**Your assignment:** From the records below, extract all the text exactly and leave the images behind.

**Data in this exercise:**
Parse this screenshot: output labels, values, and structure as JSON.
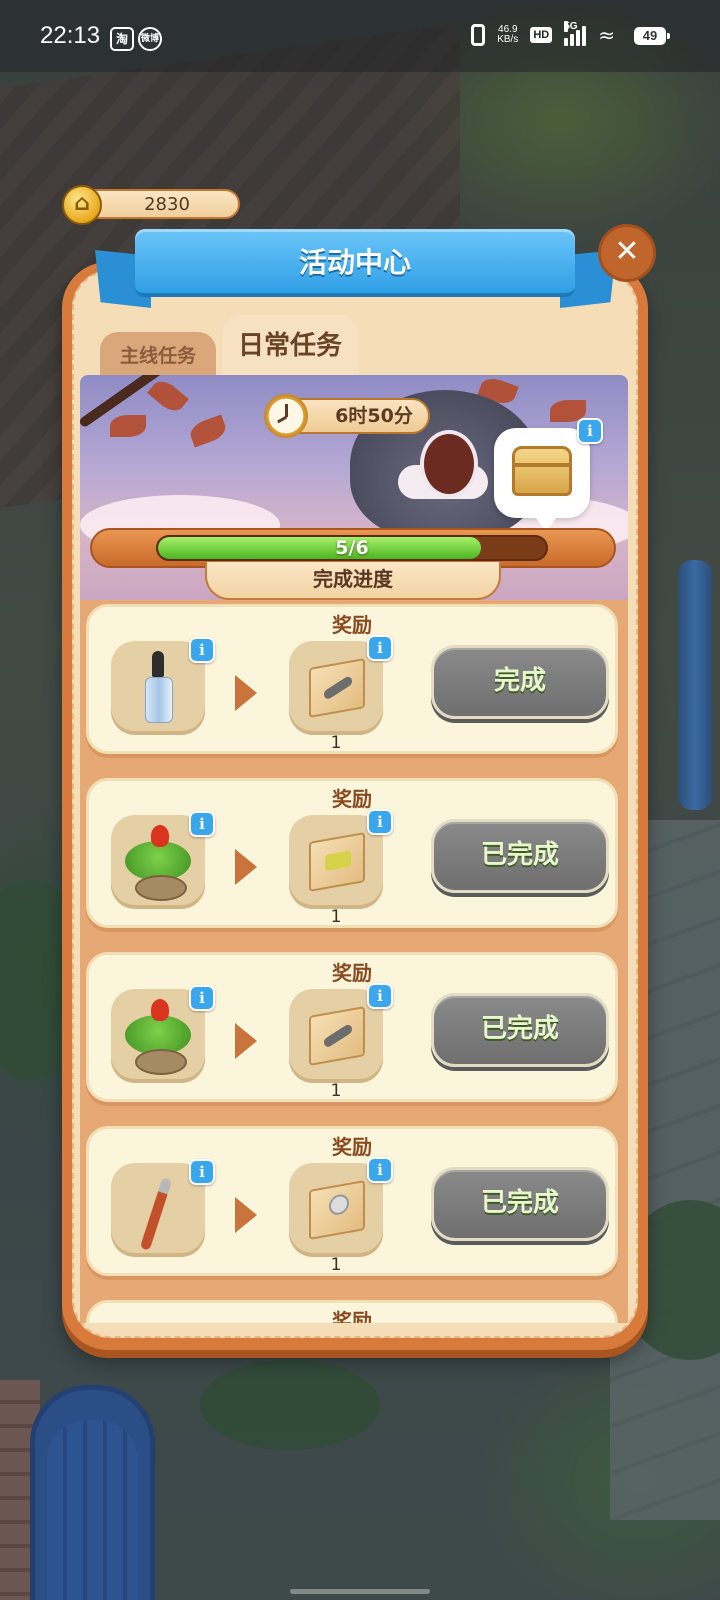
{
  "status_bar": {
    "time": "22:13",
    "app_icons": [
      "淘",
      "微博"
    ],
    "net_speed_value": "46.9",
    "net_speed_unit": "KB/s",
    "hd": "HD",
    "network": "5G",
    "battery": "49"
  },
  "currency": {
    "amount": "2830",
    "icon": "house-coin-icon"
  },
  "panel": {
    "title": "活动中心",
    "close_icon": "close-icon",
    "tabs": [
      {
        "label": "主线任务",
        "active": false
      },
      {
        "label": "日常任务",
        "active": true
      }
    ]
  },
  "hero": {
    "timer": "6时50分",
    "progress": {
      "current": 5,
      "total": 6,
      "text": "5/6",
      "label": "完成进度",
      "fraction": 0.833
    }
  },
  "tasks": [
    {
      "reward_label": "奖励",
      "required_item": "dropper-bottle-icon",
      "reward_item": "toolbox-icon",
      "reward_qty": "1",
      "action": "完成"
    },
    {
      "reward_label": "奖励",
      "required_item": "tulip-pot-icon",
      "reward_item": "soap-box-icon",
      "reward_qty": "1",
      "action": "已完成"
    },
    {
      "reward_label": "奖励",
      "required_item": "tulip-pot-icon",
      "reward_item": "toolbox-icon",
      "reward_qty": "1",
      "action": "已完成"
    },
    {
      "reward_label": "奖励",
      "required_item": "crowbar-icon",
      "reward_item": "knob-box-icon",
      "reward_qty": "1",
      "action": "已完成"
    },
    {
      "reward_label": "奖励"
    }
  ],
  "colors": {
    "panel_orange": "#d77a3c",
    "banner_blue": "#2f9fe6",
    "progress_green": "#4db521",
    "button_gray": "#777777"
  }
}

**Response box:**
Parse this screenshot: output labels, values, and structure as JSON.
{
  "status_bar": {
    "time": "22:13",
    "app_icons": [
      "淘",
      "微博"
    ],
    "net_speed_value": "46.9",
    "net_speed_unit": "KB/s",
    "hd": "HD",
    "network": "5G",
    "battery": "49"
  },
  "currency": {
    "amount": "2830",
    "icon": "house-coin-icon"
  },
  "panel": {
    "title": "活动中心",
    "close_icon": "close-icon",
    "tabs": [
      {
        "label": "主线任务",
        "active": false
      },
      {
        "label": "日常任务",
        "active": true
      }
    ]
  },
  "hero": {
    "timer": "6时50分",
    "progress": {
      "current": 5,
      "total": 6,
      "text": "5/6",
      "label": "完成进度",
      "fraction": 0.833
    }
  },
  "tasks": [
    {
      "reward_label": "奖励",
      "required_item": "dropper-bottle-icon",
      "reward_item": "toolbox-icon",
      "reward_qty": "1",
      "action": "完成"
    },
    {
      "reward_label": "奖励",
      "required_item": "tulip-pot-icon",
      "reward_item": "soap-box-icon",
      "reward_qty": "1",
      "action": "已完成"
    },
    {
      "reward_label": "奖励",
      "required_item": "tulip-pot-icon",
      "reward_item": "toolbox-icon",
      "reward_qty": "1",
      "action": "已完成"
    },
    {
      "reward_label": "奖励",
      "required_item": "crowbar-icon",
      "reward_item": "knob-box-icon",
      "reward_qty": "1",
      "action": "已完成"
    },
    {
      "reward_label": "奖励"
    }
  ],
  "colors": {
    "panel_orange": "#d77a3c",
    "banner_blue": "#2f9fe6",
    "progress_green": "#4db521",
    "button_gray": "#777777"
  }
}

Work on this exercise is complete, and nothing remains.